Exact output of all the records is required.

Entries from a dataset of interfaces:

-=-=-=-=-

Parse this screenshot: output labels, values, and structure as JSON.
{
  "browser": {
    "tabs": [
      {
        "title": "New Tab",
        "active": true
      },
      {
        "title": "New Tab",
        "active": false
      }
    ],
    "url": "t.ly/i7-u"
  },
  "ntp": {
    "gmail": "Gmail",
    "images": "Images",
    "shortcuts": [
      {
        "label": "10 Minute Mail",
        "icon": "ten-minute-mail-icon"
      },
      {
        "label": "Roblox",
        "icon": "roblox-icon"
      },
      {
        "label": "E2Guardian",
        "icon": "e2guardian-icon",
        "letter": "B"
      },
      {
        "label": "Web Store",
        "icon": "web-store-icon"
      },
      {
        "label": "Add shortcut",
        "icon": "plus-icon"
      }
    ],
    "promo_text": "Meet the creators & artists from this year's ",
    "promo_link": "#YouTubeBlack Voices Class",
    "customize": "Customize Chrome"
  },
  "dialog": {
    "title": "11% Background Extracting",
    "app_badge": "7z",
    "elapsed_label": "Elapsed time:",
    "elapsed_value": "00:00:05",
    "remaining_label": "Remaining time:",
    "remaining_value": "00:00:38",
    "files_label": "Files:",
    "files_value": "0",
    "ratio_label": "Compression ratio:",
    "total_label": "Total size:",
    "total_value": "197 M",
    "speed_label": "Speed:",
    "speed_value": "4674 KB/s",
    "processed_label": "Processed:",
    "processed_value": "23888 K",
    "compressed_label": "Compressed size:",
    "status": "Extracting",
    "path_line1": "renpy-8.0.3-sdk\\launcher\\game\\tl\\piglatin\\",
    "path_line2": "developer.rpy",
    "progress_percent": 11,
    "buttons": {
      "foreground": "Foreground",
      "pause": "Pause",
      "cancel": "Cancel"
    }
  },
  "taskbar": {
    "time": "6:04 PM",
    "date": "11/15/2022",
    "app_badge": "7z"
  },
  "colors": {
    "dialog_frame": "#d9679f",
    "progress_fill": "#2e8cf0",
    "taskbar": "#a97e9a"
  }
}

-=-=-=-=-

Response for this exercise:
Parse this screenshot: output labels, values, and structure as JSON.
{
  "browser": {
    "tabs": [
      {
        "title": "New Tab",
        "active": true
      },
      {
        "title": "New Tab",
        "active": false
      }
    ],
    "url": "t.ly/i7-u"
  },
  "ntp": {
    "gmail": "Gmail",
    "images": "Images",
    "shortcuts": [
      {
        "label": "10 Minute Mail",
        "icon": "ten-minute-mail-icon"
      },
      {
        "label": "Roblox",
        "icon": "roblox-icon"
      },
      {
        "label": "E2Guardian",
        "icon": "e2guardian-icon",
        "letter": "B"
      },
      {
        "label": "Web Store",
        "icon": "web-store-icon"
      },
      {
        "label": "Add shortcut",
        "icon": "plus-icon"
      }
    ],
    "promo_text": "Meet the creators & artists from this year's ",
    "promo_link": "#YouTubeBlack Voices Class",
    "customize": "Customize Chrome"
  },
  "dialog": {
    "title": "11% Background Extracting",
    "app_badge": "7z",
    "elapsed_label": "Elapsed time:",
    "elapsed_value": "00:00:05",
    "remaining_label": "Remaining time:",
    "remaining_value": "00:00:38",
    "files_label": "Files:",
    "files_value": "0",
    "ratio_label": "Compression ratio:",
    "total_label": "Total size:",
    "total_value": "197 M",
    "speed_label": "Speed:",
    "speed_value": "4674 KB/s",
    "processed_label": "Processed:",
    "processed_value": "23888 K",
    "compressed_label": "Compressed size:",
    "status": "Extracting",
    "path_line1": "renpy-8.0.3-sdk\\launcher\\game\\tl\\piglatin\\",
    "path_line2": "developer.rpy",
    "progress_percent": 11,
    "buttons": {
      "foreground": "Foreground",
      "pause": "Pause",
      "cancel": "Cancel"
    }
  },
  "taskbar": {
    "time": "6:04 PM",
    "date": "11/15/2022",
    "app_badge": "7z"
  },
  "colors": {
    "dialog_frame": "#d9679f",
    "progress_fill": "#2e8cf0",
    "taskbar": "#a97e9a"
  }
}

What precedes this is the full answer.